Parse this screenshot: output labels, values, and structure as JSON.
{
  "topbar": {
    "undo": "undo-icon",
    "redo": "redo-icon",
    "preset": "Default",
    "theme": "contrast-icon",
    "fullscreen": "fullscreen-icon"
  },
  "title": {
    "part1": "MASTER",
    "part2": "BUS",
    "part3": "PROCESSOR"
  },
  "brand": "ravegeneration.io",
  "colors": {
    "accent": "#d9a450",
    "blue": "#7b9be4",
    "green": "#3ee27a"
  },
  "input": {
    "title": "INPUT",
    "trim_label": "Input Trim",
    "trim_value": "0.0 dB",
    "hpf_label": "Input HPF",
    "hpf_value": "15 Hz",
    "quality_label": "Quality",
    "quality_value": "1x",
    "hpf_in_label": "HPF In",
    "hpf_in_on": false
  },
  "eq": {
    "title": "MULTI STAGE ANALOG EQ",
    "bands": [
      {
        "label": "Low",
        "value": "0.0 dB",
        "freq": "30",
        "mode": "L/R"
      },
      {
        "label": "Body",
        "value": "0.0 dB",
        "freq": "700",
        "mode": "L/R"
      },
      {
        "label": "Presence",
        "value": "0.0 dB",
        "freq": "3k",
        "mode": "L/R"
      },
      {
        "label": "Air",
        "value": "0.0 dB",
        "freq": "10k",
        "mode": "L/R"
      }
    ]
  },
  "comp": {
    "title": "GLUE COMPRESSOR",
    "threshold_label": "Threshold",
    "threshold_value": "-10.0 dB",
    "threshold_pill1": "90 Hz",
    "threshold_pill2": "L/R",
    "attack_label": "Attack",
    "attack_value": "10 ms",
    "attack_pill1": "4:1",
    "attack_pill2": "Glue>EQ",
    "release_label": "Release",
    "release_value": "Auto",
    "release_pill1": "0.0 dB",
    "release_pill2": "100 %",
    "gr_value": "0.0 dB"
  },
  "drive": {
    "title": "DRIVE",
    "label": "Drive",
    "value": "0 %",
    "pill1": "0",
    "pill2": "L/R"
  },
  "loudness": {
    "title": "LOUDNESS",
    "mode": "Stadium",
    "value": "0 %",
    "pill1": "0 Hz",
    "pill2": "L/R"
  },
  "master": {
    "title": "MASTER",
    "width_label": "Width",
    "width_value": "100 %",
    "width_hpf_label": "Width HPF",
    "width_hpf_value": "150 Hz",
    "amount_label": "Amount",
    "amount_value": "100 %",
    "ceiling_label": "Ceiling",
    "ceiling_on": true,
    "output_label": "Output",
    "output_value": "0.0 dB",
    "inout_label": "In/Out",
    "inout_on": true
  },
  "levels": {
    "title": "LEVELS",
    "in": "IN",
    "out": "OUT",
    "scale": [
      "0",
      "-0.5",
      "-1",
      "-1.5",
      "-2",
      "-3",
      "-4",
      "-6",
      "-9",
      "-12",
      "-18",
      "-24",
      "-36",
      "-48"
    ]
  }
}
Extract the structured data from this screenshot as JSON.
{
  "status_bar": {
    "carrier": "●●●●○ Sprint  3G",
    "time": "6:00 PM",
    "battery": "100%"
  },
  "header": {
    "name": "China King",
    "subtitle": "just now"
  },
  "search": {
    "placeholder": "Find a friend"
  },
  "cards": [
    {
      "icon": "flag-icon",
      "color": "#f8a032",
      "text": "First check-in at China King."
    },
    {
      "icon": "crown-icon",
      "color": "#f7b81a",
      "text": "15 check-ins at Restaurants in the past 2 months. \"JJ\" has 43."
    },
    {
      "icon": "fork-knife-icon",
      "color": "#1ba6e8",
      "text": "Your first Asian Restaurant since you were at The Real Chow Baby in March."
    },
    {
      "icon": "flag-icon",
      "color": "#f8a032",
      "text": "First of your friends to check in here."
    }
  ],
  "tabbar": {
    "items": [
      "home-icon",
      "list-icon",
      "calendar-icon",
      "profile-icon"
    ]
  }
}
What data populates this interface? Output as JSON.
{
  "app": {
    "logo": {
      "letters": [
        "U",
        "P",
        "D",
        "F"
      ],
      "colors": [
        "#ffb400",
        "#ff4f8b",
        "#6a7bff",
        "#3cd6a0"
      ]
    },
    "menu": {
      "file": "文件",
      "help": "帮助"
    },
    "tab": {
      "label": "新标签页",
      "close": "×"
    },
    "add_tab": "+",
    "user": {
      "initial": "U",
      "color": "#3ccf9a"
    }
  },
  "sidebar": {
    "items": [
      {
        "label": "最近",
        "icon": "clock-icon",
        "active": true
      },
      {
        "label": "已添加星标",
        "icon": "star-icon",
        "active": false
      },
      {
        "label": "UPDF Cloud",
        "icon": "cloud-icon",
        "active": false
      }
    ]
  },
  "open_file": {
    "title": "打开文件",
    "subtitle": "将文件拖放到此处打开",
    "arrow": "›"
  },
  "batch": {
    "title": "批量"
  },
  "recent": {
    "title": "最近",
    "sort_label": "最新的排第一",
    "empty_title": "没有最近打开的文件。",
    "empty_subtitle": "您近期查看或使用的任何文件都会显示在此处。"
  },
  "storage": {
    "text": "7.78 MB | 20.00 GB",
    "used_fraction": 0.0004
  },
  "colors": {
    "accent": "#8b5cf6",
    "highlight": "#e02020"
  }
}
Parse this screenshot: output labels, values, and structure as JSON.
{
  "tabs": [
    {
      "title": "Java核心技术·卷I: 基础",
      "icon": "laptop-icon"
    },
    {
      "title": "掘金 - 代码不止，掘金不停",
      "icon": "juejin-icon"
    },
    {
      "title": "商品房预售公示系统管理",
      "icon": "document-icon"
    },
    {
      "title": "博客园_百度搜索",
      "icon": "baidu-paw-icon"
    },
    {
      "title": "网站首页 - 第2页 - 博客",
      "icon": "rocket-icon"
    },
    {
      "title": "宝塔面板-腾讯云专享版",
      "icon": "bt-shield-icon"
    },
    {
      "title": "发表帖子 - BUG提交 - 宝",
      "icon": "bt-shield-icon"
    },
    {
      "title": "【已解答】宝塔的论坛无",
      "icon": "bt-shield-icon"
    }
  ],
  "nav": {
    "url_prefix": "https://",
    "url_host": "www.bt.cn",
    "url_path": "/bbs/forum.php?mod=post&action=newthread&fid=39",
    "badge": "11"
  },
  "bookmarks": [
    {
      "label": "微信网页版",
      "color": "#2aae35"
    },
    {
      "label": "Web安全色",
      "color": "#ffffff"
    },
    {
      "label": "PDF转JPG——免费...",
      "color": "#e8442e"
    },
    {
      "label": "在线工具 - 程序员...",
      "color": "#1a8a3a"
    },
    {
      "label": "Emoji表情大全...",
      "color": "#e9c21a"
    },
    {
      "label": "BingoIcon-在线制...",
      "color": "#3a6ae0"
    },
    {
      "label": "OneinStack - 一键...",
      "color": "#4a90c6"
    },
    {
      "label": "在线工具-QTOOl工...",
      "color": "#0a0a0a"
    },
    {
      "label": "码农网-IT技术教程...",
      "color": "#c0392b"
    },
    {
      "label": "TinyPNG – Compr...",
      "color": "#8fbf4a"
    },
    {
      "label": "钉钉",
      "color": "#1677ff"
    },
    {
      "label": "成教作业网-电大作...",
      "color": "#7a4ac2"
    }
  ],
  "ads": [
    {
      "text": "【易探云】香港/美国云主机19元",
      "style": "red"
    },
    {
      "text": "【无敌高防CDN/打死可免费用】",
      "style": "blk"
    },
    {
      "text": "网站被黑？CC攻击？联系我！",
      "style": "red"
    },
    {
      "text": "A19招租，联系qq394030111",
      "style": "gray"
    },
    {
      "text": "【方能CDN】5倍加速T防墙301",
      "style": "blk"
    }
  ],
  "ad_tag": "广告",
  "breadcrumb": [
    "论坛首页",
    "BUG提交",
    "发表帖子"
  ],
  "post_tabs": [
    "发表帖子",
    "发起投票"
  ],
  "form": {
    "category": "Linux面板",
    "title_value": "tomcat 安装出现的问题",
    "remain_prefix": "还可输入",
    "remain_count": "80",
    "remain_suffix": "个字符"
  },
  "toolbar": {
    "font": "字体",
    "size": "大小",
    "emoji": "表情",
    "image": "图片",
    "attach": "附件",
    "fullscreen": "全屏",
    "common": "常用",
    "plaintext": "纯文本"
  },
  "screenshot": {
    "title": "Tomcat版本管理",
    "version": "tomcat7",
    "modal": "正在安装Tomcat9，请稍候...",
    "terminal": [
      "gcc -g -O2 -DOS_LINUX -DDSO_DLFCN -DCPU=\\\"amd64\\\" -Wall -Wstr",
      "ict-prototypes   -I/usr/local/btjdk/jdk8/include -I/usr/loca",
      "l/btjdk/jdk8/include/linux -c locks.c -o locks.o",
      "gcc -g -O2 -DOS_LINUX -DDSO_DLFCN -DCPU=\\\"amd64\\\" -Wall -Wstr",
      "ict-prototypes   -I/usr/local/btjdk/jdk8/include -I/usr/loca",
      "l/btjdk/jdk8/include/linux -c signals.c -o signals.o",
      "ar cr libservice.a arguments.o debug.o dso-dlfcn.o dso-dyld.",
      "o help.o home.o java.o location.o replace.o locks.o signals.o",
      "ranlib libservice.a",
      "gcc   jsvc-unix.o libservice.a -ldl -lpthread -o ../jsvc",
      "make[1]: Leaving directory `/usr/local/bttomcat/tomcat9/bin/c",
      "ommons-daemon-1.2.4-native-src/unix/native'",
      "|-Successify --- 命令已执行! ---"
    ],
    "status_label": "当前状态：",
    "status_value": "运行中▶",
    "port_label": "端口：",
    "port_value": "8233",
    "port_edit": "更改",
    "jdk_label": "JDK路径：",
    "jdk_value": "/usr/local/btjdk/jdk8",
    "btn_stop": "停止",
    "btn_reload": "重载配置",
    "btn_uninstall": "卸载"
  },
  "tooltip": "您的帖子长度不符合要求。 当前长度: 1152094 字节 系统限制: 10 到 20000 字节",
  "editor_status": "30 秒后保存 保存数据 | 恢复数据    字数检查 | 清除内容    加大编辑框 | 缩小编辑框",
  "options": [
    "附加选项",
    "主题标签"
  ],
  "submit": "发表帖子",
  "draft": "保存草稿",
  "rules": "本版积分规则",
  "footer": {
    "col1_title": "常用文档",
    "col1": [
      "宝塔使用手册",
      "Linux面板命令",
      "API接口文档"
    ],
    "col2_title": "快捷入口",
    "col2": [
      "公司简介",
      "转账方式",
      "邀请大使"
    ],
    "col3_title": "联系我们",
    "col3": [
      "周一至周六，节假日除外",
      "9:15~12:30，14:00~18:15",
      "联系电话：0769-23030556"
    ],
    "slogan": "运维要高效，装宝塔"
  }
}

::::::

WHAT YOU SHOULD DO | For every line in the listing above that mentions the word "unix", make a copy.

FINISHED TASK |
      "gcc   jsvc-unix.o libservice.a -ldl -lpthread -o ../jsvc",
      "ommons-daemon-1.2.4-native-src/unix/native'",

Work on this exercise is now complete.